(Provided data begins)
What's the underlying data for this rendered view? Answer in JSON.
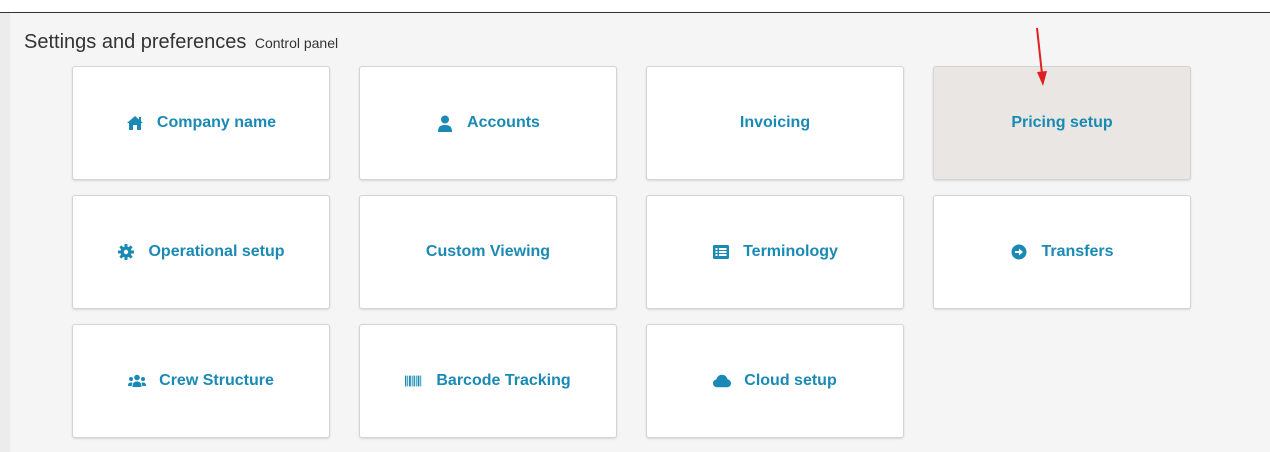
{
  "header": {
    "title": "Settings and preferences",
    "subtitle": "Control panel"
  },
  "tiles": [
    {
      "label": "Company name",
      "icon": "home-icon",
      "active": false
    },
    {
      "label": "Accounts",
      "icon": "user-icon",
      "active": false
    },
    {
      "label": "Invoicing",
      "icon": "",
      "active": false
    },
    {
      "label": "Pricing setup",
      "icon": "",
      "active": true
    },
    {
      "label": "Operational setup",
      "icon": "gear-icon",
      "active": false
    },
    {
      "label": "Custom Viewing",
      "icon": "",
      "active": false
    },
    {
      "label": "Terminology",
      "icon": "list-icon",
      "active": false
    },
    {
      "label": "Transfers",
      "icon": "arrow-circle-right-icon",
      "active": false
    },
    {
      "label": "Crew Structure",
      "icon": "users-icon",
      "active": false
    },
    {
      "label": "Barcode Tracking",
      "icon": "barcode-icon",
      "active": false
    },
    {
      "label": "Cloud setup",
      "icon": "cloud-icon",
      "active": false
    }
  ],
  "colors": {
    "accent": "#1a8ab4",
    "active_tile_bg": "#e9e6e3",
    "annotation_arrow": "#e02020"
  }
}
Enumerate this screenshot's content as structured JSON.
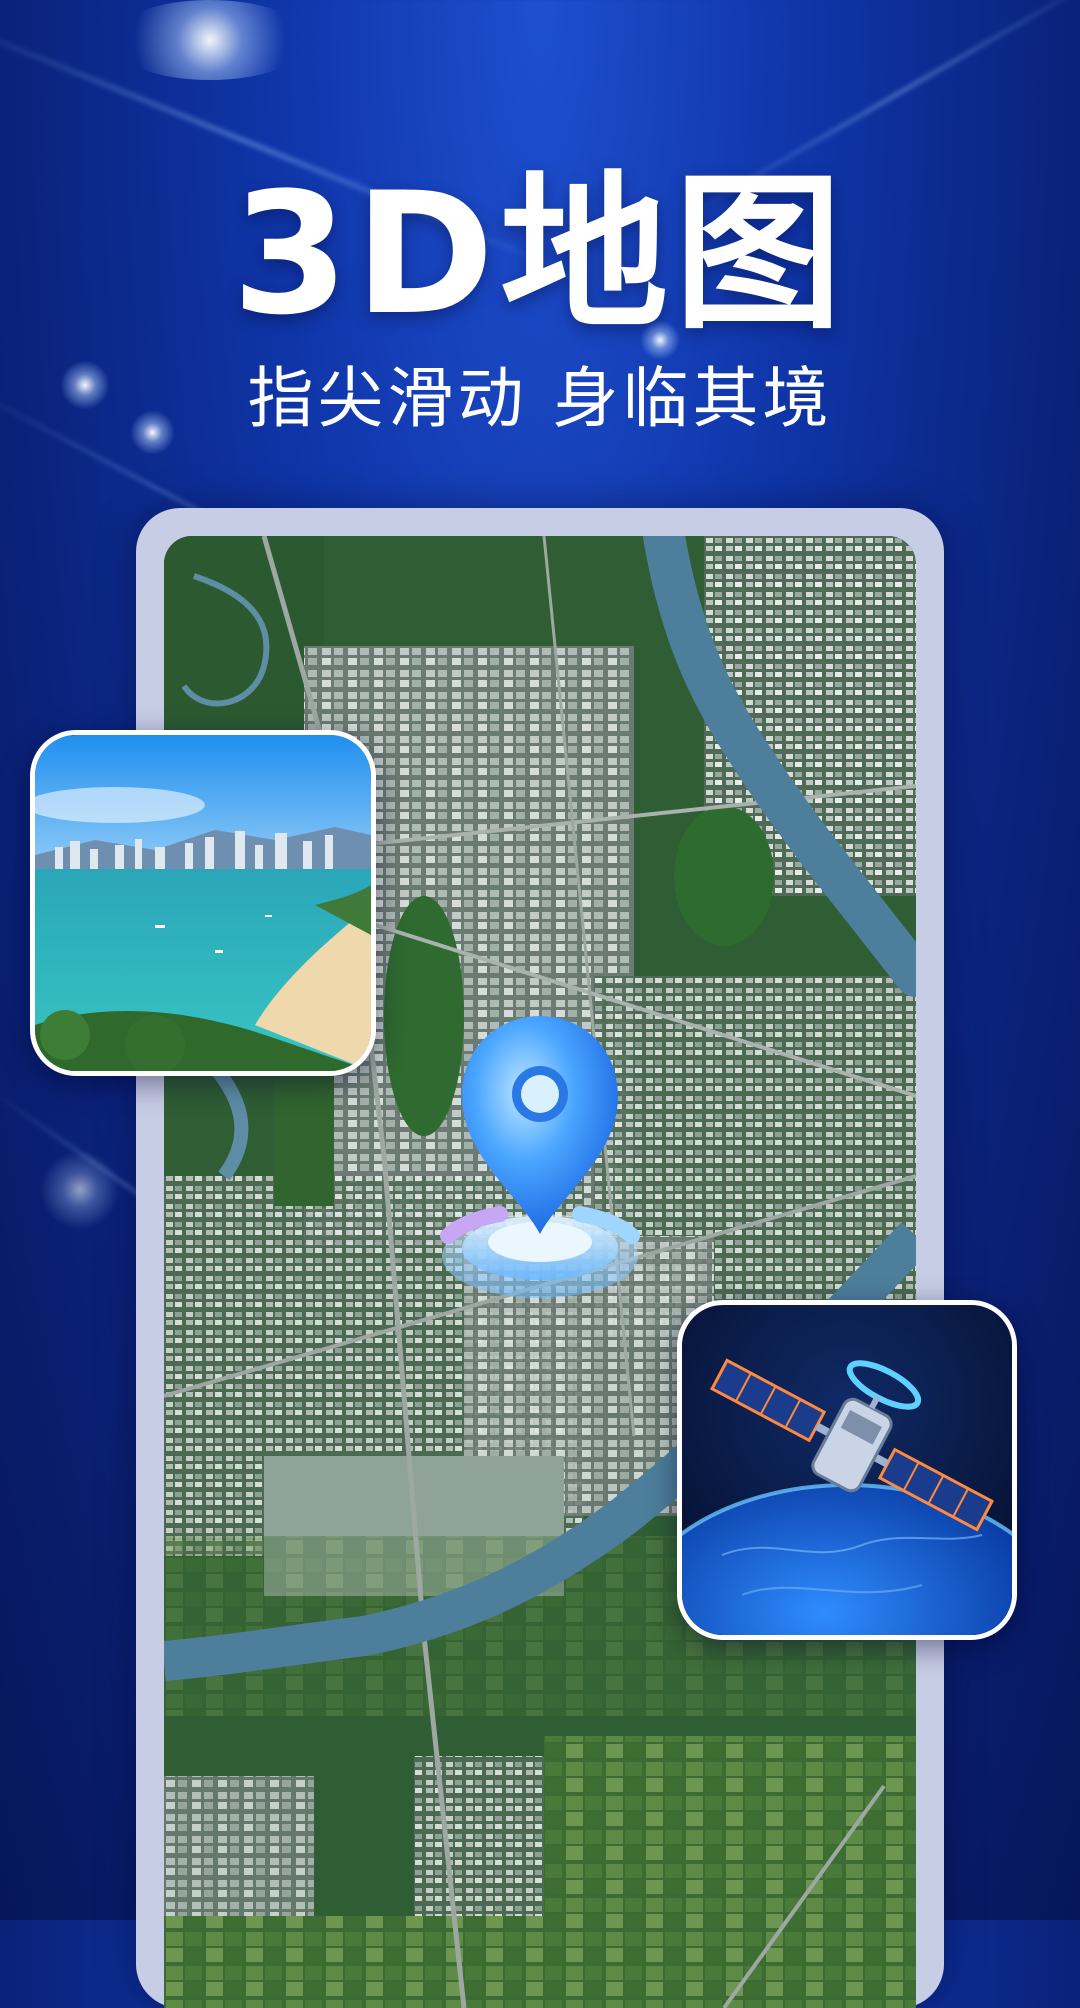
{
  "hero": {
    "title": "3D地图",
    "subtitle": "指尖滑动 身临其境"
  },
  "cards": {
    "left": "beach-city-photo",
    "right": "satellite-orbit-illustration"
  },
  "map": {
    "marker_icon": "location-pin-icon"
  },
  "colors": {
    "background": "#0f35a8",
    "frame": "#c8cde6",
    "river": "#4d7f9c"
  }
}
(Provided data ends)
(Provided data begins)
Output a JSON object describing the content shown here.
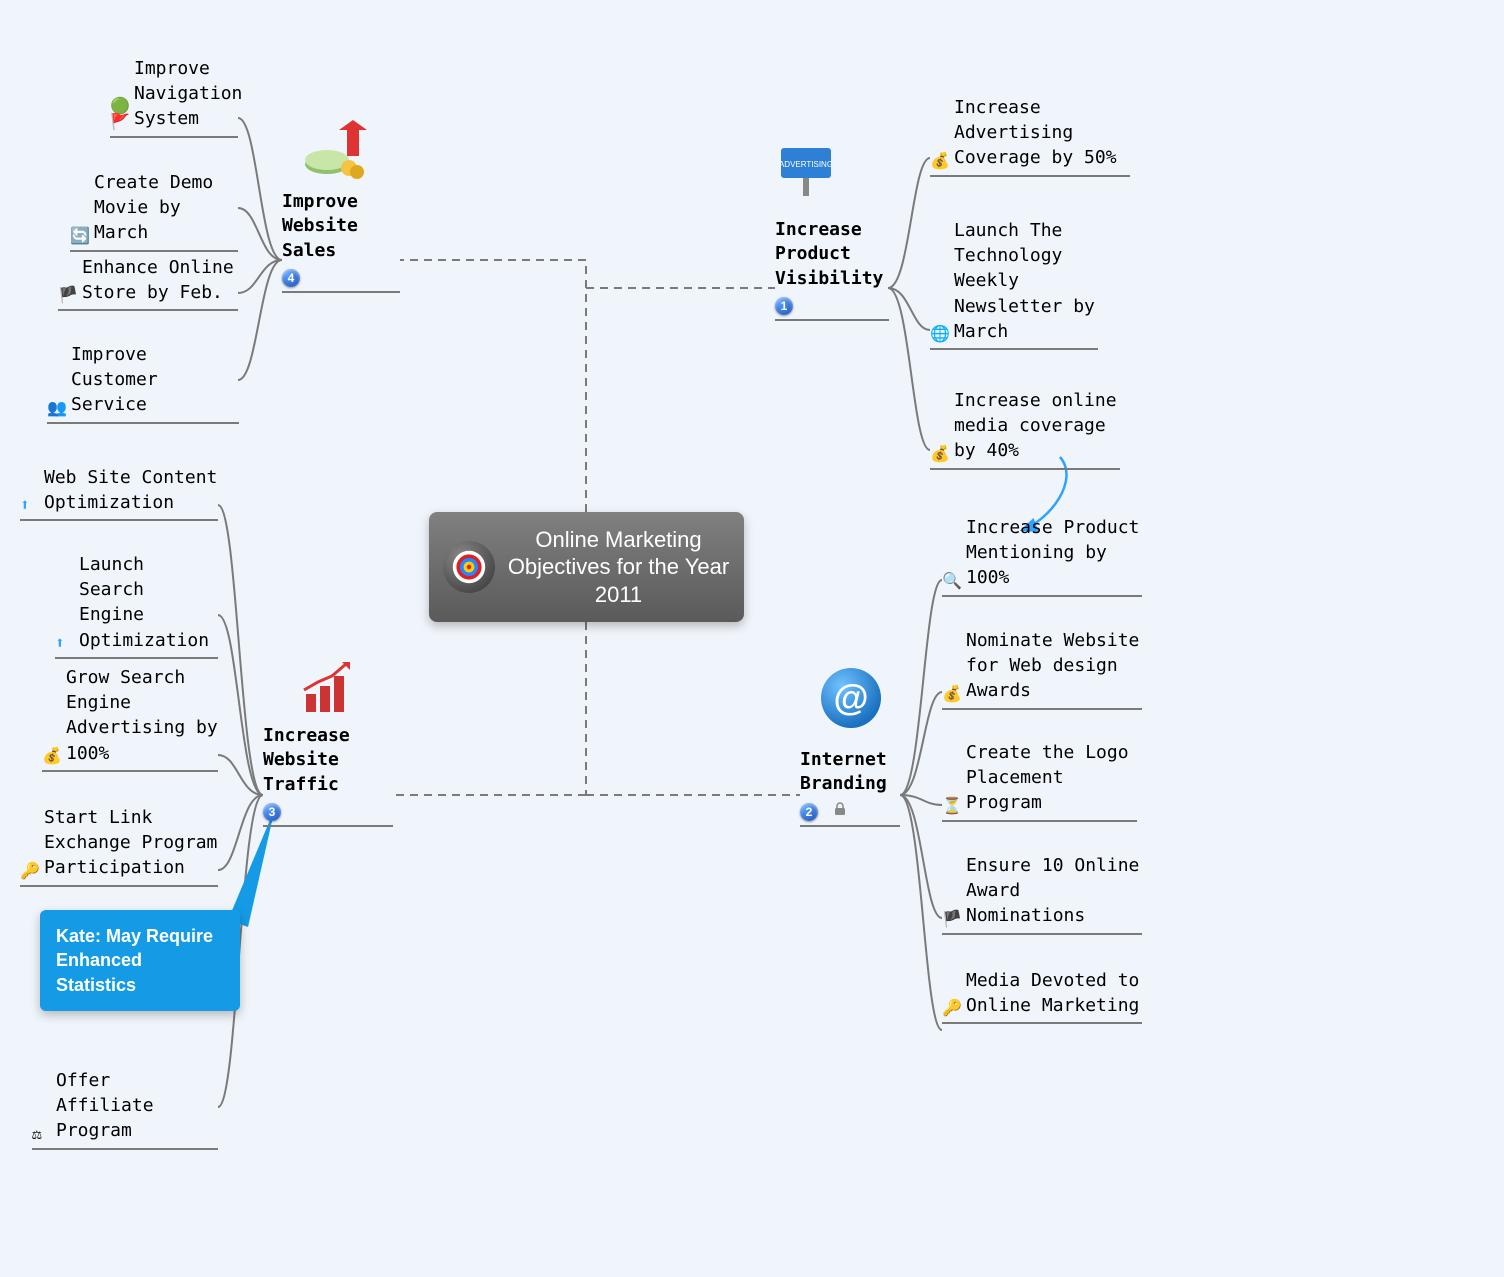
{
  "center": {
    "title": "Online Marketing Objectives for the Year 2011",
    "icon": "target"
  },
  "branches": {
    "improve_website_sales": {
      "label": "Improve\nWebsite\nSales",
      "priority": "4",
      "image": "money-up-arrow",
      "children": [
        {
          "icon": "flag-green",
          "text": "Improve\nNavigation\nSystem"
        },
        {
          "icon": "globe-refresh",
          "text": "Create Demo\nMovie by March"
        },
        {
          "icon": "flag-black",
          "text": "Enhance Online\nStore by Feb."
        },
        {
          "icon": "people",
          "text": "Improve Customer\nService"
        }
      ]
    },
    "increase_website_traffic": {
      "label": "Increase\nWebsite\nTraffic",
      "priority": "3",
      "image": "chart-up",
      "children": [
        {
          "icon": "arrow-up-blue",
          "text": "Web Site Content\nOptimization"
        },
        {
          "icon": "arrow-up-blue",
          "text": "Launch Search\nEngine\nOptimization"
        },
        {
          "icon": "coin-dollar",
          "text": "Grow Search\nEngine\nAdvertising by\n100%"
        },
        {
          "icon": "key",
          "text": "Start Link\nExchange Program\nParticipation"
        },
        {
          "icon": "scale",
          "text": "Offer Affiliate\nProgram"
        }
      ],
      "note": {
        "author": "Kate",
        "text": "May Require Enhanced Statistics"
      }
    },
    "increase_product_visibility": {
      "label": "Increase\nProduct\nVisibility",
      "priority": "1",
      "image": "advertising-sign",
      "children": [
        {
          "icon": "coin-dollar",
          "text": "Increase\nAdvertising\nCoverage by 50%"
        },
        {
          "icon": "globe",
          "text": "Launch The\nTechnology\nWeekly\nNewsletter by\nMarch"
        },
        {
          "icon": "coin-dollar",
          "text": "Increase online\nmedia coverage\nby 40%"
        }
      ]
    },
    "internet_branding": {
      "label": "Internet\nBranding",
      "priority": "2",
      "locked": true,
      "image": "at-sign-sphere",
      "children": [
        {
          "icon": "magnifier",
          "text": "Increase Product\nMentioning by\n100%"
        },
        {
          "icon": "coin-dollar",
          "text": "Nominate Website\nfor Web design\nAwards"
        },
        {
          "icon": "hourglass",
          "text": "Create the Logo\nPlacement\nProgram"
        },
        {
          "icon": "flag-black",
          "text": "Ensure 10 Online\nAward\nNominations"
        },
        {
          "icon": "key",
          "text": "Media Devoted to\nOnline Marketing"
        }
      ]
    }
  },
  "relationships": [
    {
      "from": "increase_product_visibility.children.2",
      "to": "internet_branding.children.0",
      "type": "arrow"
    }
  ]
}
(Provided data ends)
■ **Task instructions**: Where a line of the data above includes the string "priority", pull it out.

■ **Response to this task**:
      "priority": "4",
      "priority": "3",
      "priority": "1",
      "priority": "2",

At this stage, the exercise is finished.